The legislature thinks it can define terms in any way they wish, regardless of common meaning.  Like Humpty Dumpty in Alice, sometimes they go too far.   The legislature gives words a statutory definition completely divorced from their common meaning.  And they’ve done it again – in Minnesota’s marijuana cultivation laws.

The limits on legislative power

Yet – their power does have limits.  We, the People, are complicit in unjust laws to the extent that we tolerate them.  We must hold the legislature accountable, when needs be.

The courts can strike down such nonsense as unconstitutional.  And we can ask the courts to do so.

And the People on the Jury have the power of Jury Nullification.  The jury can acquit anyone of criminal charges based on a law that that the Jury finds to be nonsense. 

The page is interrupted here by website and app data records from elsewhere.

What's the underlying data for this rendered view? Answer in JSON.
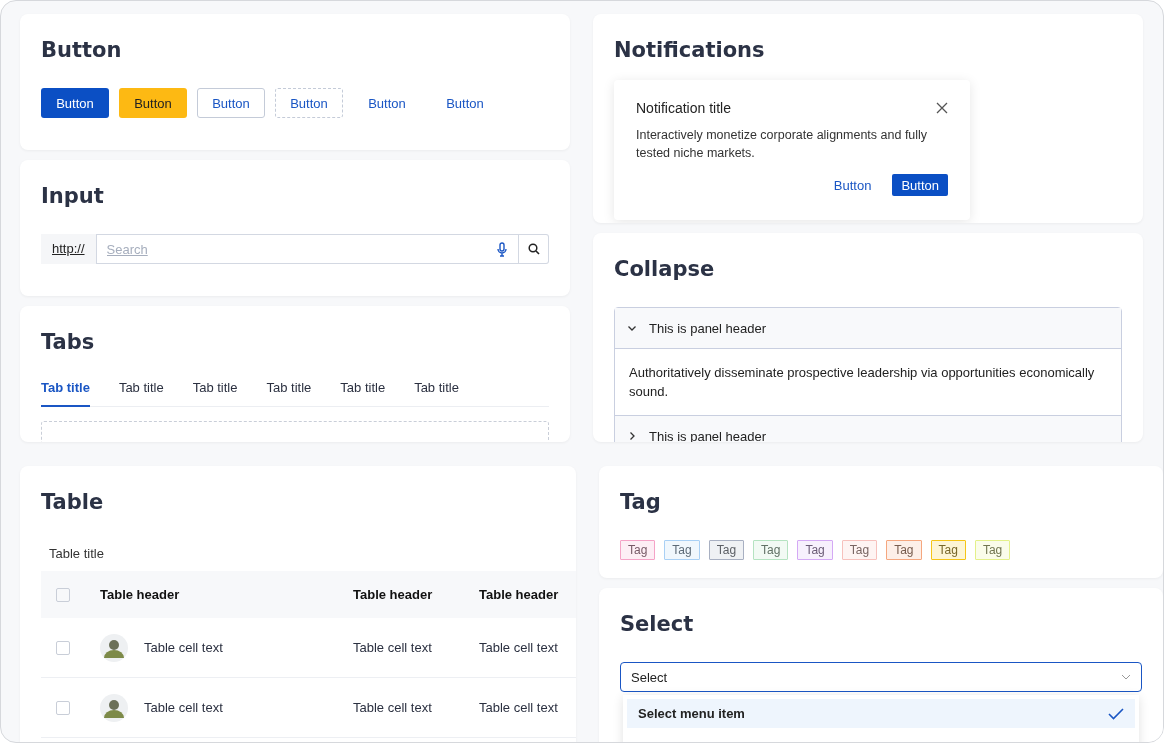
{
  "button_card": {
    "title": "Button",
    "buttons": [
      {
        "label": "Button",
        "kind": "primary"
      },
      {
        "label": "Button",
        "kind": "warning"
      },
      {
        "label": "Button",
        "kind": "outline"
      },
      {
        "label": "Button",
        "kind": "dashed"
      },
      {
        "label": "Button",
        "kind": "text"
      },
      {
        "label": "Button",
        "kind": "text"
      }
    ]
  },
  "input_card": {
    "title": "Input",
    "addon": "http://",
    "placeholder": "Search"
  },
  "tabs_card": {
    "title": "Tabs",
    "tabs": [
      {
        "label": "Tab title",
        "selected": true
      },
      {
        "label": "Tab title",
        "selected": false
      },
      {
        "label": "Tab title",
        "selected": false
      },
      {
        "label": "Tab title",
        "selected": false
      },
      {
        "label": "Tab title",
        "selected": false
      },
      {
        "label": "Tab title",
        "selected": false
      }
    ]
  },
  "notifications_card": {
    "title": "Notifications",
    "notification": {
      "title": "Notification title",
      "message": "Interactively monetize corporate alignments and fully tested niche markets.",
      "buttons": [
        {
          "label": "Button",
          "kind": "text"
        },
        {
          "label": "Button",
          "kind": "primary"
        }
      ]
    }
  },
  "collapse_card": {
    "title": "Collapse",
    "panels": [
      {
        "header": "This is panel header",
        "expanded": true,
        "body": "Authoritatively disseminate prospective leadership via opportunities economically sound."
      },
      {
        "header": "This is panel header",
        "expanded": false
      }
    ]
  },
  "table_card": {
    "title": "Table",
    "table_title": "Table title",
    "columns": [
      "Table header",
      "Table header",
      "Table header"
    ],
    "header_checked": false,
    "rows": [
      {
        "checked": false,
        "cells": [
          "Table cell text",
          "Table cell text",
          "Table cell text"
        ]
      },
      {
        "checked": false,
        "cells": [
          "Table cell text",
          "Table cell text",
          "Table cell text"
        ]
      }
    ]
  },
  "tag_card": {
    "title": "Tag",
    "tags": [
      {
        "label": "Tag",
        "color": "#f5a3c7"
      },
      {
        "label": "Tag",
        "color": "#a9d0f5"
      },
      {
        "label": "Tag",
        "color": "#a8b0c2"
      },
      {
        "label": "Tag",
        "color": "#b5e3c1"
      },
      {
        "label": "Tag",
        "color": "#d4a9f5"
      },
      {
        "label": "Tag",
        "color": "#f7c1bd"
      },
      {
        "label": "Tag",
        "color": "#f5a77f"
      },
      {
        "label": "Tag",
        "color": "#f5c518"
      },
      {
        "label": "Tag",
        "color": "#e4f08a"
      }
    ]
  },
  "select_card": {
    "title": "Select",
    "value": "Select",
    "menu": [
      {
        "label": "Select menu item",
        "selected": true
      }
    ]
  }
}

Even one juror can veto the law.  One lone dissenter on the juror has the power to stop a “guilty” verdict.  Why?  Because a verdict in a criminal case must be unanimous.

The framers designed this jury power to be a check and balance on government power.   The jury’s power limits the power of the elites in the legislative, executive and judicial branches.

If the judge won’t dismiss a prosecution based on these nonsense marijuana cultivation laws, they jury still can.

Grow a tomato; money magically appears?

If you grow a tomato in your backyard, then eat it there off the vine; have you by doing so also “Sold” it?  Replace “tomato” with “marijuana.”  Same conclusion?

Minnesota Statutes §152.01, subd. 15a, defines “Sell” to include “to manufacture.”  Then, , their definition of “Manufacture” in Minnesota Statutes §152.01, subd. 7, means “cultivation” of “drugs.” 

Tricky, aren’t they?

Liberty-Lawyer.com logo sm wide

By redefining the common meaning of words, they’ve turned “growing marijuana” into a “sale,” where no sale took place.  No money.  No buyer.  That’s how low Minnesota’s marijuana cultivation laws go.

For more on marijuana cultivation laws take a look at our Minnesota marijuana grow defense page – by Thomas C Gallagher, Minneapolis Criminal Defense Lawyer, and legalization activist.